Witness the power of Bluetooth Developer Studio!
As a newbie here at Matchbox I am slowly learning about some of our core projects, starting with Bluetooth Developer Studio (BDS). This is a tool for designing, testing, sharing and implementing Bluetooth Low Energy scenarios. BDS is a free tool from the Bluetooth Special Interest Group (SIG), the standards body in charge of defining and promulgating Bluetooth across the world. Suffice to say, we are immensely proud of BDS.
Given Bluetooth Developer Studio’s powerful feature set and technical target audience, I approached with some caution. For a non-developer like myself, it takes a little play and research to fully understand what this tool is for, and what it is capable of. After an initial introduction to the project from my colleagues, I went on a journey of discovery. The first step was to try and use BDS, and the second step was to go online and see what the internet had to say about it.
I started my tour after a quick and problem-free installation (go here to try it yourself). As a new user, I was pleased to find full support as soon as I landed on the welcome page. The comprehensive help and the numerous links to news, forums, developer information, and video tutorials are all there for you. I enjoyed the simplicity and functionality of the interface with the ‘Designer’ and ‘Workbench’ (testing) area, and a plentiful ‘shopping list’ from which I could drag and drop a selection of elements. I set up my custom project, and managed to create a profile. If you’d like to read more about an example profile creation, take a look at his post written by my colleague Darek here.
Overall, my experience was good, even enjoyable. It may take me a little while to understand all the ins and outs of this project but I’m confident in saying that it does what it says on the tin. It certainly is an easy-to-use developer studio that cuts the learning time for Bluetooth technology, and speeds up the product development process. It feels like it is a must for all developers wanting to build connected gadgets, and it’s free!
After completing my self-drive through Bluetooth Developer Studio, I had a browse online to see what others thought of the tool. I was pleased to learn that coverage for the tool is quite extensive and positive.
“With Bluetooth Developer Studio, not only will we see more smart gadgets enter the market, we will see quality products that ‘just work,’ delivering the IoT experience consumers actually want.” – Steve Hegenderfer (Bluetooth SIG) here

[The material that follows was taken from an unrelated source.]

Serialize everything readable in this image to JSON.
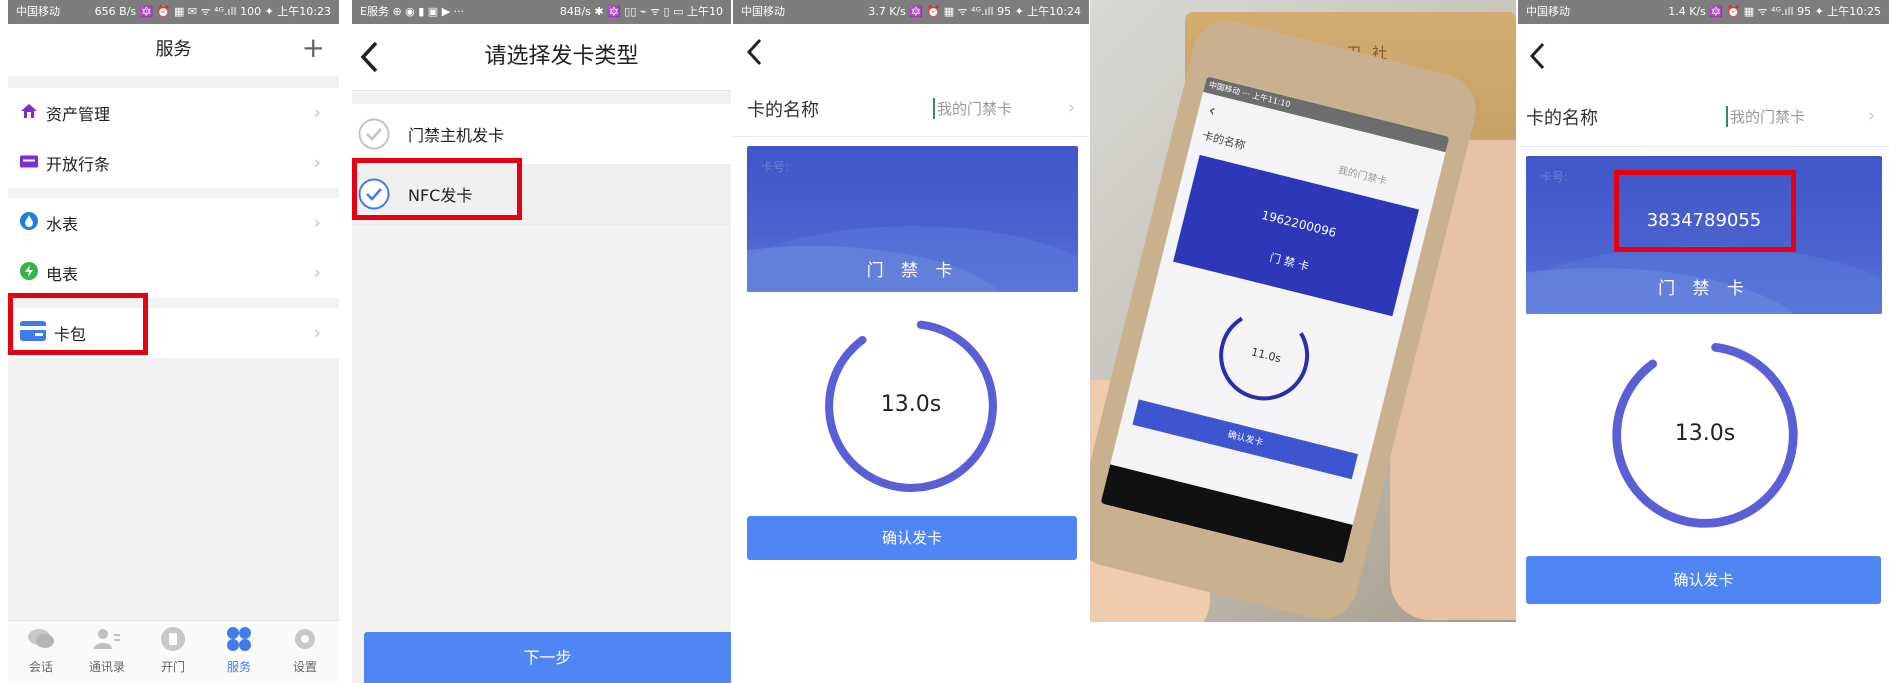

The most exciting piece of news I came across was about Bluetooth Developer Studio being used to define and help implement a Generic Attribute Profile for the BBC Micro:bit! The Bluetooth Generic Attribute Profile for Micro:bit came as the result of close collaboration between Lancaster University and Bluetooth SIG. In one of his interviews, Martin Woolley, Bluetooth SIG Technical Program Manager, spoke about Micro:bit profile as the “‘important part of the overall blend of technologies that make up the Micro:bit since it’s the part that enables the Micro:bit to communicate and connect to other Micro:bits, devices, phones, tablets, cameras and everyday objects all around.”’ TheAs for the actual creation of the profile, the official Bluetooth blog says here that “One of the really interesting aspects of [the]Bluetooth SIG’s (Bluetooth Special Interest Group) development of the BBC Micro:bit profile is that it was fully designed and created in a matter of weeks using Bluetooth Developer Studio.” As I read further on Sensors online, “‘The profile designer capability was used to define Bluetooth wireless access to the Micro:bit sensors and other features, including its accelerometer, magnetometer and temperature sensors”. If you are interested in learning more about the profile specification you can read on here.
I will continue to follow BBC Micro:bit news with excitement, and will look out for the inventions coming from this next generation of creative children, enabled by this new computing device.
As for the Bluetooth Developer Studio project, we are currently working closely with Bluetooth SIG to launch an update in the summer of 2016.
There is so much more to come from BDS and BBC Micro:bit, so watch this space!
The British Broadcasting Corporation (the BBC) introduced the Micro:Bit as a pocket-sized codeable computer with motion detection, a built-in compass, and Bluetooth technology. It was unveiled in March 2015 and after much anticipation, released in March 2016. The BBC Micro:bit comes 30 years after the first initiative of this kind, the massively popular BBC Micro, which saw BASIC-enabled computers put in the hands of generation of future programmers . Micro:bit is free for all school children (in year 7 or equivalent across the UK), and anyone else can buy it for £15.
We were lucky enough to borrow a Micro:bit for a week and test out some fun little projects on this great piece of kit.